Under the provisions, if employers do not offer affordable health coverage that provides a minimum level of health insurance coverage to their full-time employees, they may be subject to an Employer Shared Responsibility payment if at least one of their full-time employees receives a premium tax credit for purchasing individual coverage on one of the new Affordable Insurance Exchanges.

Businesses that do not provide health insurance coverage may be subject to a penalty of $2,000 per employee per year if over 30 employees are subsidized by the tax credits. Employers need to provide "affordable" coverage that does not cost a single employee over 9.5 percent of their income, although the amount may be more for family coverage.

In order to be subject to the provisions, an employer must have at least 50 full-time employees, or a combination of full-time and part-time employees that is equivalent to at least 50 full-time employees (for example, 100 half-time employees equals 50 full-time employees). A full-time employee is considered to be an individual employed on average at least 30 hours per week. Half-time would be 15 hours per week.

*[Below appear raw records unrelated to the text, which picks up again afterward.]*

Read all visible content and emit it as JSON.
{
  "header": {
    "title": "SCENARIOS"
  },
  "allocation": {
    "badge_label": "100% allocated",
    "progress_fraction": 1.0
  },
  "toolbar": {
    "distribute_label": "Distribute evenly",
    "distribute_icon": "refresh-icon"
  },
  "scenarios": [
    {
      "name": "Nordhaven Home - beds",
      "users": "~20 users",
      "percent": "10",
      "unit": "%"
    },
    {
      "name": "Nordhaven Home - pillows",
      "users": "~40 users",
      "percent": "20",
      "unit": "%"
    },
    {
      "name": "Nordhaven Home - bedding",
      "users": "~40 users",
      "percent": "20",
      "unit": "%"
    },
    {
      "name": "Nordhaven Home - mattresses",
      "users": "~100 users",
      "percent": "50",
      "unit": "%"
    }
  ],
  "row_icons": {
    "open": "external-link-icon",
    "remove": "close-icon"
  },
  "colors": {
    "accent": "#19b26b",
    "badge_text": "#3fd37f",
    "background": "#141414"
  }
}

The Employer Shared Responsibility provisions generally go into effect on Jan. 1, 2014, but employers will need to use information about workers they employ during 2013 to determine whether they have enough employees to be subject to the new provisions in 2014. 

In 2014, if an employer meets the 50 full-time employee threshold, the employer generally will be liable for an Employer Shared Responsibility payment only if: (a) The employer does not offer health coverage or offers coverage to less than 95 percent of its full-time employees, and at least one of the full-time employees receives a premium tax credit to help pay for coverage on an insurance exchange; or (b) the employer offers health coverage to at least 95 percent of its full-time employees, but at least one full-time employee receives a premium tax credit to help pay for coverage on an insurance exchange, which may occur because the employer did not offer coverage to that employee or because the coverage the employer offered that employee was either unaffordable to the employee or did not provide minimum value.

After 2014, the rule in part (a) applies to employers that do not offer health coverage or that offer coverage to less than 95 percent of their full time employees and the dependents of those employees.

A public hearing will be held on the proposed regulations on April 23 and is accepting written or electronic comments until March 18.